--- START ---

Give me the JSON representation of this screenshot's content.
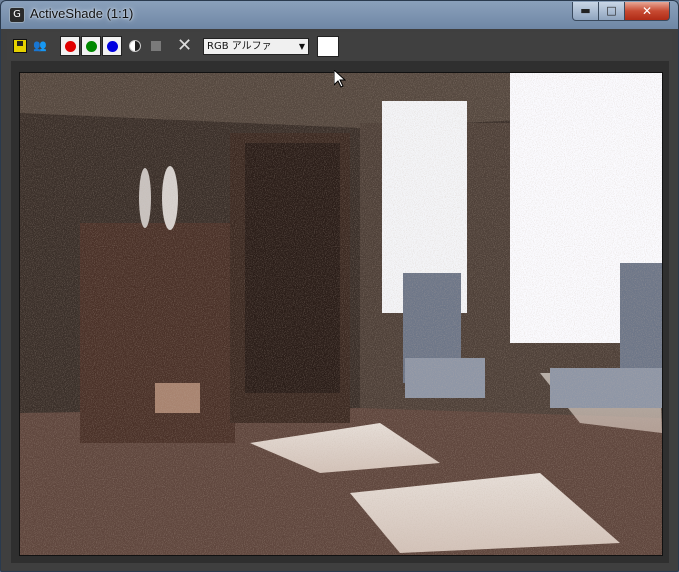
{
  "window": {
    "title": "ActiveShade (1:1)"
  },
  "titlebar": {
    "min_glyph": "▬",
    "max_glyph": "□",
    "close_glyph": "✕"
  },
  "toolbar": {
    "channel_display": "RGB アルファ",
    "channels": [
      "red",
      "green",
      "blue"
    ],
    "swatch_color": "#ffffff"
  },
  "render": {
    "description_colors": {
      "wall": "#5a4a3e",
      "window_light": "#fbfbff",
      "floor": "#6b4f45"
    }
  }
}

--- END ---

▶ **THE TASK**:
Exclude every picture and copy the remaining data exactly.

▶ **OUTPUT BELOW**:
Give me the JSON representation of this screenshot's content.
{
  "window": {
    "title": "ActiveShade (1:1)"
  },
  "titlebar": {
    "min_glyph": "▬",
    "max_glyph": "□",
    "close_glyph": "✕"
  },
  "toolbar": {
    "channel_display": "RGB アルファ",
    "channels": [
      "red",
      "green",
      "blue"
    ],
    "swatch_color": "#ffffff"
  },
  "render": {
    "description_colors": {
      "wall": "#5a4a3e",
      "window_light": "#fbfbff",
      "floor": "#6b4f45"
    }
  }
}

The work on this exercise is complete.